Project Number: 2092-22430-003-037-T
Project Type: Trust Fund Cooperative Agreement
Start Date: May 1, 2021
End Date: Apr 30, 2024
Objectives: Our proposal is to genetically alter CpGV strains to enhance virulence as well as provide multiple modes of action to circumvent resistance. This will be realized through genetic engineering as well as genetic hybridization. (1) For genetic engineering, the candidate gene targeted for insertion into CpGV is a spider venom toxin gene, derived from the Blue Mountains funnel-web spider, known as Hvt. Hvt is specifically toxic to insects, including moths, and has been reported to have no effects on some mammals. Moreover, when transgenically expressed in plants, the toxic effect of Hvt on insects has been demonstrated, suggesting this gene is a solid candidate for transgenic insecticidal activity. CpGV will be genetically engineered to include Hvt, and subsequently tested with efficacy trials in codling moth larvae. (2) Known strains of CpGV with different host resistance-breaking characteristics will be obtained and co-cultivated with the aim to yield genetic hybrids with improved efficacy over their parental strains. These hybrid strains will be identified through molecular screening in conjunction with efficacy trials in codling moth larvae. (4) Simultaneously, OFM may be targeted with efficacy trials, and this approach may be utilized to target oblique banded leafroller (OBLR, Choristoneura rosaceana) with relevant NPVs.

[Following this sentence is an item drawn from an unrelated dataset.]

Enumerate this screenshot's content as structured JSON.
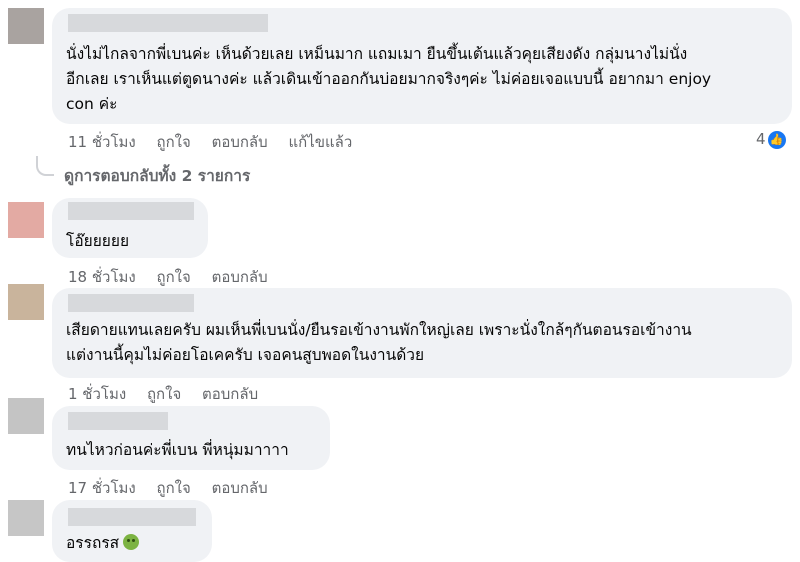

Standard molecular biology methods will be utilized to genetically engineer the candidate toxin gene into the CpGV viral genome. Alternatively, genetic hybridization studies will be mediated through co-cultivation of known viral strains with different genotypes and correlate host resistance-breaking characteristics. These hybrid cultivars will be screen for novel strains with improved efficacy in codling moth control. Our in-house codling moth colony will be used to facilitate propagation of viral strains as well as initial efficacy trials for the genetically engineered and genetically hybrid viruses. Rigorous and well-controlled efficacy trials will be conducted using our codling moth colony, with the genetically engineered virus relative to non-engineered strains as well as mixed genotype strains.